This has happened more than I'd like to admit. In fact, I started documenting it for shits and giggles. I actually have a photo of one of his "girlfriends" sitting in my driveway on a lawn chair, getting some sun; my laundry hanging on the clothesline behind her makes for a compelling juxtaposition between our lives.
She looks lost and I don't blame her.
(That was the one and only photo I ever took because um, if you caught your boyfriend's older sister hiding in a bush and snapping your photo when you weren't looking you'd call the cops too, right?)
Anyway, this little game of leaving dud girlfriends in my care has been going on for years.
A few weeks ago, I finally told Ted that I was on to him. My timing may have been poor.

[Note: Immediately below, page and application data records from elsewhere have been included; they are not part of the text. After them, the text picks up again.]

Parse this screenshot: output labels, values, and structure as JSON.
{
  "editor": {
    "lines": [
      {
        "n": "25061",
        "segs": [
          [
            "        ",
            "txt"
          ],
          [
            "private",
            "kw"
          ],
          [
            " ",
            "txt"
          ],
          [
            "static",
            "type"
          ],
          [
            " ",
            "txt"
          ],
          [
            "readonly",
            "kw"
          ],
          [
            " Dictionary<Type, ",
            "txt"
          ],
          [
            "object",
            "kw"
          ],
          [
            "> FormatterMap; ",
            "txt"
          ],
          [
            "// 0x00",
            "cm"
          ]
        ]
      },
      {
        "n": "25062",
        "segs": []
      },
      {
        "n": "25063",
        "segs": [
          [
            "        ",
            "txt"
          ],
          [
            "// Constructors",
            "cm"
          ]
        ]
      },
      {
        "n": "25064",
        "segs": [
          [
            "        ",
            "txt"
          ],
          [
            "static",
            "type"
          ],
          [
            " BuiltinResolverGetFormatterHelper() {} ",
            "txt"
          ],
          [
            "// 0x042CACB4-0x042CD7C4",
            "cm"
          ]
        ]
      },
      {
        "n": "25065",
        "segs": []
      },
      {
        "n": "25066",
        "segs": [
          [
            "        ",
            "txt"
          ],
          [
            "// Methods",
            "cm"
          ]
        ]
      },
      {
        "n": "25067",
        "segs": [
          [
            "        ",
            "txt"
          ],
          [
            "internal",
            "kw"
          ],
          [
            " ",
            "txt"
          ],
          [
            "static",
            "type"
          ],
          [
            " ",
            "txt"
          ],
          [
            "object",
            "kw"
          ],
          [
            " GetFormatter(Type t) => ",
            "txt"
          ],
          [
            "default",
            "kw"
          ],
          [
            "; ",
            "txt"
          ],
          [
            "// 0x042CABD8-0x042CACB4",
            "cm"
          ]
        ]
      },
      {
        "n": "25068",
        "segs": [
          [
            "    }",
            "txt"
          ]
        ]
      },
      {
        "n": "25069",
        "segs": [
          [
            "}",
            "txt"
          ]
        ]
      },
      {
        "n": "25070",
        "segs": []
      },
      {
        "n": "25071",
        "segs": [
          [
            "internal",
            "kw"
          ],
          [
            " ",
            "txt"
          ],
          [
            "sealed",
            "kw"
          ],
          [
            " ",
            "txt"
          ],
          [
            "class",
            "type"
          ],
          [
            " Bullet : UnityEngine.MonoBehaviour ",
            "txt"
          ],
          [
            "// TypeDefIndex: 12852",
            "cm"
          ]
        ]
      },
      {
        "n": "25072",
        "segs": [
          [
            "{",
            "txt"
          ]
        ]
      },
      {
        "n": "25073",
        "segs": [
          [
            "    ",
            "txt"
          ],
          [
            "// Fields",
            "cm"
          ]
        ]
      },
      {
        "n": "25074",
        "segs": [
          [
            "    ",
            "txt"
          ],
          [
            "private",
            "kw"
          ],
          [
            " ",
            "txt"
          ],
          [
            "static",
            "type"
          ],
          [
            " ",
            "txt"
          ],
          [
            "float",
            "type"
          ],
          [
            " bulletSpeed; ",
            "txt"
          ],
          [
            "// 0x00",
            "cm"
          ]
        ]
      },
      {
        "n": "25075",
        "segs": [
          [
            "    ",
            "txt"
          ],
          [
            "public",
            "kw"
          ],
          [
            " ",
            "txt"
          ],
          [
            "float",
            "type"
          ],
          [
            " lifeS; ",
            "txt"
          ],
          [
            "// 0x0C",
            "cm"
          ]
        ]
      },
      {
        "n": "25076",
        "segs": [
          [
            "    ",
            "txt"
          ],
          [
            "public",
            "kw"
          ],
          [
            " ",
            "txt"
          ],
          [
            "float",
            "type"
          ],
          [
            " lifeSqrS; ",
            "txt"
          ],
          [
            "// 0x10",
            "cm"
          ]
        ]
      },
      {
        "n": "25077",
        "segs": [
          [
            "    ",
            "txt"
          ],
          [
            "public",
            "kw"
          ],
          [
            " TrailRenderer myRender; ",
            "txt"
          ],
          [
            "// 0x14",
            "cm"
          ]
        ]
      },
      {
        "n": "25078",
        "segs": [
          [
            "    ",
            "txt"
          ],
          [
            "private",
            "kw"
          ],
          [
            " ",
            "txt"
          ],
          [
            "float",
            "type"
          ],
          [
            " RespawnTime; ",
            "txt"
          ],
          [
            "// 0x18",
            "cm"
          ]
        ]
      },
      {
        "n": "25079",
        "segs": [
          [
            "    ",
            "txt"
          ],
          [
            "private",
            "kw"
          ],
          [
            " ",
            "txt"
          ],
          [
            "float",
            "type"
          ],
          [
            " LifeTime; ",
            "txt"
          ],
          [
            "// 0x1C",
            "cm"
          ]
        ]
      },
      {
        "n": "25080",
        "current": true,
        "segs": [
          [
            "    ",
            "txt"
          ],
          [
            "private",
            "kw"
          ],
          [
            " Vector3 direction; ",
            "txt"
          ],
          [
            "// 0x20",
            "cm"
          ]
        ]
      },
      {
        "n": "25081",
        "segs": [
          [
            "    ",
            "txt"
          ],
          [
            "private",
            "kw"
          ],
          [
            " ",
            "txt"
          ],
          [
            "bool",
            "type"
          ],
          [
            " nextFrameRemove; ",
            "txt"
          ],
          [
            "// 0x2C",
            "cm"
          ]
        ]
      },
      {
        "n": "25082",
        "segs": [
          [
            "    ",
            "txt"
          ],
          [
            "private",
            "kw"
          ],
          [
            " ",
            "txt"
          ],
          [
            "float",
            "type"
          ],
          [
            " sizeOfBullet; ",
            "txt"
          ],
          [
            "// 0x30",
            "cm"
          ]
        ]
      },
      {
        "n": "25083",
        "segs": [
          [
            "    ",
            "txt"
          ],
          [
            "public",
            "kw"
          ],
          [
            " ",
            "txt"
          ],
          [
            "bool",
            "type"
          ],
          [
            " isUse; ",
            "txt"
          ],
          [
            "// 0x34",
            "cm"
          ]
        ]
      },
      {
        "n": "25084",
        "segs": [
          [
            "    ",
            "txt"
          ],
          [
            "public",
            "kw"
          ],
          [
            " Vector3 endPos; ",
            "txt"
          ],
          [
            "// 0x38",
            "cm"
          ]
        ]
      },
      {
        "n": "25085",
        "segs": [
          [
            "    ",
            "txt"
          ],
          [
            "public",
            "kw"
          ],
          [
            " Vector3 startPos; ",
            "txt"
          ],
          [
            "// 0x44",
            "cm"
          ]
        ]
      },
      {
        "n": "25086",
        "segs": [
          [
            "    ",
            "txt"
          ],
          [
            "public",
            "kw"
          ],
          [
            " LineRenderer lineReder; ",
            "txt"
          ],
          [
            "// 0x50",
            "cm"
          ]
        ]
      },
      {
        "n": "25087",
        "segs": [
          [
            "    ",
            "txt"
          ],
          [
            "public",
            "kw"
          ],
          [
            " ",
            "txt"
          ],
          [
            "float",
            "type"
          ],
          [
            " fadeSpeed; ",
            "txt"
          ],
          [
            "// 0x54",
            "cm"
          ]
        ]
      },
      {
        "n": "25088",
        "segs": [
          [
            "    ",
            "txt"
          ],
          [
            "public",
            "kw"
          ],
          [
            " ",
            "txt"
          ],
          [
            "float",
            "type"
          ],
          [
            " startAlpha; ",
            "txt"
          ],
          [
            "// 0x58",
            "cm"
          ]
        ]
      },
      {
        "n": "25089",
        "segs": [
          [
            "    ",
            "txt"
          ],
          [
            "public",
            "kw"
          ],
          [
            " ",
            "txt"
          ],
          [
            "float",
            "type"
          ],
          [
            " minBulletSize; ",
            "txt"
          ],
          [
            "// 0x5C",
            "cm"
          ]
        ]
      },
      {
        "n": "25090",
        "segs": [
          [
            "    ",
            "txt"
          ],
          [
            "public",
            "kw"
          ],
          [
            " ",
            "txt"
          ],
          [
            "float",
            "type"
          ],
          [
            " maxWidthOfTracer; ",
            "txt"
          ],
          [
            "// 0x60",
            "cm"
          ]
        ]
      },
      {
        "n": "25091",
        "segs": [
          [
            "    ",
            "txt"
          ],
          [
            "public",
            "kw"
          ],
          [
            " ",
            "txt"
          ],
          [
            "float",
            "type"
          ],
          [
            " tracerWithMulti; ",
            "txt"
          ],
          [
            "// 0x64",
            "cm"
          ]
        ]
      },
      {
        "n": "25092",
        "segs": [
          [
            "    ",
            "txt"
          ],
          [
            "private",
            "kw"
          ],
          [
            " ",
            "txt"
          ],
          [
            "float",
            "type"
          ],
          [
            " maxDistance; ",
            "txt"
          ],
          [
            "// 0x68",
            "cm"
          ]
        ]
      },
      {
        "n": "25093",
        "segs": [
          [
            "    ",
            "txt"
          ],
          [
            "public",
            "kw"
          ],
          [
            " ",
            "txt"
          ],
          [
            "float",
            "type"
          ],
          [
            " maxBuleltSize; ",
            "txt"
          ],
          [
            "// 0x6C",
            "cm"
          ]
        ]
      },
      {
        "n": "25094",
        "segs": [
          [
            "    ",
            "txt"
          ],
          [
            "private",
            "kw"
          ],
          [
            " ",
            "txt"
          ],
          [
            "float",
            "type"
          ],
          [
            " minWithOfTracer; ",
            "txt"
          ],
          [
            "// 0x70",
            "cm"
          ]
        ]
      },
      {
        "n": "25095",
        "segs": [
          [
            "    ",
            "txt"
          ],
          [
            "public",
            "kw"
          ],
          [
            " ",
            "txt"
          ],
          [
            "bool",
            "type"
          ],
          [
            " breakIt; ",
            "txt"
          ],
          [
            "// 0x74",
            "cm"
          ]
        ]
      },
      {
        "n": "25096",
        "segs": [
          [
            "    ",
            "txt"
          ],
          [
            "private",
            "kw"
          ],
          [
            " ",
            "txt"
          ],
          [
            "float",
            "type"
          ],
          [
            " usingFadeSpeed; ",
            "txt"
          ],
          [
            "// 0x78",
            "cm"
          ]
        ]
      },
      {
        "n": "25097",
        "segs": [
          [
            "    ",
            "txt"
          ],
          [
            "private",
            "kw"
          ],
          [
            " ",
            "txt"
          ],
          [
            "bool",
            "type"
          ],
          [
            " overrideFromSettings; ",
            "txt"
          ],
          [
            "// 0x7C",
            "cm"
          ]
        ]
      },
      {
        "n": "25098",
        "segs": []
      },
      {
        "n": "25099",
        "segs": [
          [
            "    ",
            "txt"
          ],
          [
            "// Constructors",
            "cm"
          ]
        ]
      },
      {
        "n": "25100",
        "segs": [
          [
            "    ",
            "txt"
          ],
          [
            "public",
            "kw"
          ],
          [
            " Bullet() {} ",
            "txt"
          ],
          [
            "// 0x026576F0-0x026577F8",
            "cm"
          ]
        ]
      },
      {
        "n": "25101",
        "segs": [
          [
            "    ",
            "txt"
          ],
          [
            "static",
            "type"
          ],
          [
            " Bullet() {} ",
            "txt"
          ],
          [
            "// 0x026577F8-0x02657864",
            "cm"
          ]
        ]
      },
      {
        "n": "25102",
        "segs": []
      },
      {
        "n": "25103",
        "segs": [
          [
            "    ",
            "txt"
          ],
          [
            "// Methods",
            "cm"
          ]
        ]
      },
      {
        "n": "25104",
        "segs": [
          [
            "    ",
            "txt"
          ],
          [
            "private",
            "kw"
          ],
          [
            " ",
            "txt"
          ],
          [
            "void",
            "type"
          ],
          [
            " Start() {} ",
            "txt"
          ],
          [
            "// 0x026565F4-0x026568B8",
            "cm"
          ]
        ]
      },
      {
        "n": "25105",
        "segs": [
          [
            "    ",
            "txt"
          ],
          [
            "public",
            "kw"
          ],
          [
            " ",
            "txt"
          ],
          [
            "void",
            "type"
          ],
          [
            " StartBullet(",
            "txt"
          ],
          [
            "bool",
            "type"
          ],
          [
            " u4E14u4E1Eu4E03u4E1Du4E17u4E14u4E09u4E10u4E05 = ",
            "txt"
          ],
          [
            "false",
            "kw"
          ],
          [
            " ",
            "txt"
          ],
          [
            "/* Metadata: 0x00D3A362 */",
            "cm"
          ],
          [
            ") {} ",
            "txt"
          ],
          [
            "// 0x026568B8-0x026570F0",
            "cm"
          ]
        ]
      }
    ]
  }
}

He and his new fiancee, Emma, who was in Connecticut for the weekend, were visiting on a Friday night when I jokingly mentioned his penchant for disappearing for hours and leaving strange women in my care.
"And it always means you're going to dump them!" I said. "The gig is up!"
The next night Ted had a work emergency that was going to keep him tied up for hours. Emma didn't know anyone in town. He felt badly leaving her alone at his apartment all night. He called me.
"Bring her over," I sighed. "We can watch a movie until you're done."
"She won't go to your house alone," he said.
"Why not?" I asked, insulted. What was wrong with my house?
"Because, asshole, she said she knows what happens when girlfriends get dropped off at my sister's."
I burst out laughing. "She really won't come?"
"She said she'd rather sit here alone and talk to the wall, thank you very much."
Ordinarily a comment like that would piss me off. Choose a wall over me, will you? But under the circumstances it made me like her more.
"It's about time!" I told Ted. "You finally got a girl with some moxie."
Congrats, you crazy kids!